Now, after battling obesity for nearly 18 years, the 42-year-old single father is a volunteer firefighter in Prince William County.
Mr. Koukerjinian, who was born in Beirut and grew up in Greece, came to the United States in 1979 for treatment of leukemia, which returned in 1990 when his father was battling cancer.
"I turned to food and nearly doubled in weight, and ever since then I was obese," he said.
In 1999, a door opened when Mr. Koukerjinian was hired in the financial department of Sibley Memorial Hospital in Northwest, where he still works.
He knew his condition was worsening when, at 34, he was constantly tired, his knees were failing and he feared he had sleep apnea.
After years of considering weight-loss surgery, Mr. Koukerjinian decided in 2007 to undergo the procedure at the hospital's new center, whose program included psychological tests and sleep studies.
He said he came from a family that loves to eat, so his biggest fear was his new relationship with food.
"It was never a fear about the surgery," Mr. Koukerjinian said.
As the first gastric bypass patient at the center, Mr. Koukerjinian was required to go through additional hoops, including his insurance company, which required six months of dietary discipline and training with a dietitian.
"He was a trooper throughout the whole process," said Kelley Osborne, director of the Sibley Center for Weight Loss Surgery. "He's very motivated."
He underwent the procedure at 289 pounds. Roughly one month later, he signed up to volunteer as a firefighter for the Evergreen Fire Department, Station 515, in Prince William County.
Mr. Koukerjinian said he submitted an application just to assist at the department, not necessarily to become a firefighter. But a few months later, friends encouraged him to enroll in the training academy to become an official firefighter.
"Every boy wants to be a firefighter, so I said, 'OK, I'll try it out,' " he said.

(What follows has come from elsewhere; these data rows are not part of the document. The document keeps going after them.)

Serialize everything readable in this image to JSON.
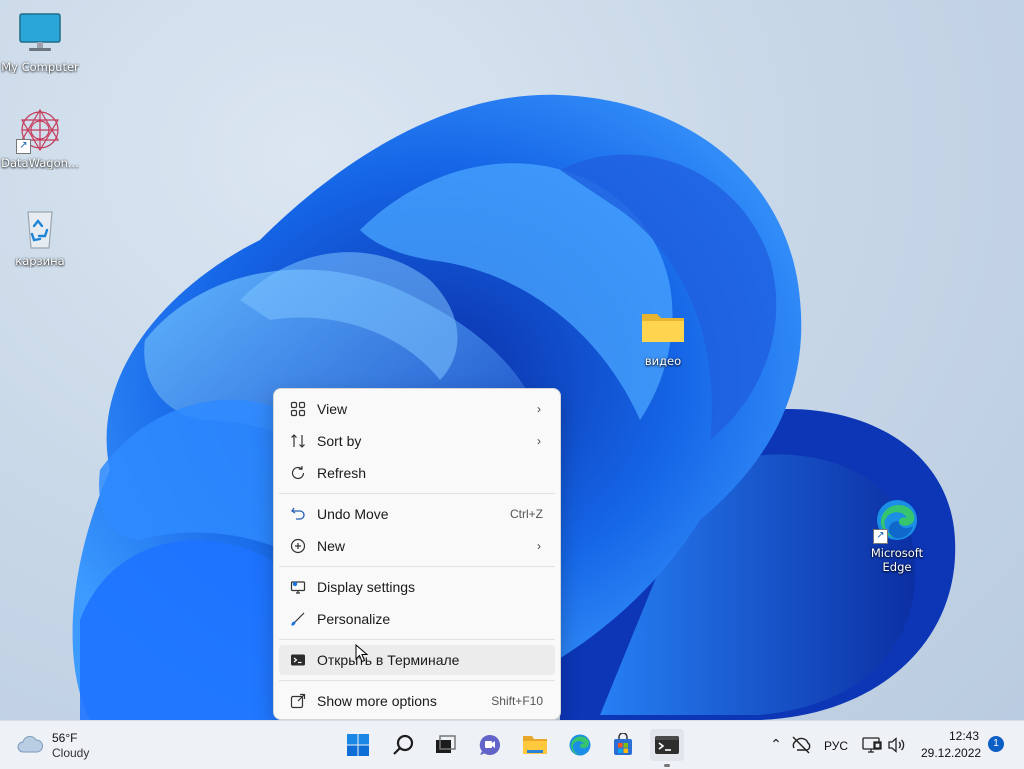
{
  "desktop": {
    "icons": [
      {
        "label": "My Computer"
      },
      {
        "label": "DataWagon..."
      },
      {
        "label": "карзина"
      },
      {
        "label": "видео"
      },
      {
        "label": "Microsoft Edge"
      }
    ]
  },
  "context_menu": {
    "items": [
      {
        "label": "View",
        "shortcut": "",
        "icon": "grid-icon",
        "submenu": true
      },
      {
        "label": "Sort by",
        "shortcut": "",
        "icon": "sort-icon",
        "submenu": true
      },
      {
        "label": "Refresh",
        "shortcut": "",
        "icon": "refresh-icon",
        "submenu": false
      },
      {
        "label": "Undo Move",
        "shortcut": "Ctrl+Z",
        "icon": "undo-icon",
        "submenu": false
      },
      {
        "label": "New",
        "shortcut": "",
        "icon": "plus-circle-icon",
        "submenu": true
      },
      {
        "label": "Display settings",
        "shortcut": "",
        "icon": "display-icon",
        "submenu": false
      },
      {
        "label": "Personalize",
        "shortcut": "",
        "icon": "brush-icon",
        "submenu": false
      },
      {
        "label": "Открыть в Терминале",
        "shortcut": "",
        "icon": "terminal-icon",
        "submenu": false
      },
      {
        "label": "Show more options",
        "shortcut": "Shift+F10",
        "icon": "share-icon",
        "submenu": false
      }
    ]
  },
  "taskbar": {
    "weather": {
      "temp": "56°F",
      "condition": "Cloudy"
    },
    "pinned": [
      "start-icon",
      "search-icon",
      "task-view-icon",
      "chat-icon",
      "file-explorer-icon",
      "edge-icon",
      "store-icon",
      "terminal-icon"
    ],
    "tray": {
      "language": "РУС",
      "time": "12:43",
      "date": "29.12.2022",
      "notifications": "1"
    }
  },
  "colors": {
    "accent": "#0c5fc4",
    "menu_bg": "#f9f9f9",
    "taskbar_bg": "#eef1f5"
  }
}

Mr. Koukerjinian attended the academy for four months, which required him to perform such tasks as climbing down ladders and jumping off of high surfaces - often while blindfolded.
On Sept. 22, a year and a week after his surgery, he became a firefighter.
Since the surgery, Mr. Koukerjinian has lost 120 pounds. He maintains his new weight by going to the gym three times a week and riding his bike with his daughter, which he previously could not do.
"We can go for two to three miles, then she'll get tired before me," he said.
Mario Delgado, a friend and co-worker, said Mr. Koukerjinian was a fun companion before and after surgery.
"It didn't alter his personality," he said. "But it gave him a new focus on life, new goals and more energy to do things, such as volunteer."
Last year, Mr. Koukerjinian completed a 5K Susan G. Komen walk for breast cancer research. In April, he will skydive to raise money for SOAR, Survivors of Abuse in Recovery, a nonprofit group dedicated to helping child victims of rape and abuse.
"Before when I got on a plane, that plane probably wouldn't take off," he said,
"But then I said, 'Now, why not? I can do that.' "
Still, Mr. Koukerjinian said what makes him most happy is being an ambassador for weight-loss programs.
"My advice to anyone who is overweight: Don't procrastinate like I did," he said. "All people deserve another chance in life to feel good about themselves."
He keeps his old driver's license picture handy to prove to people how much weight he has lost.
"I cannot say it enough," he said. "I'm grateful every single day. I'm very grateful."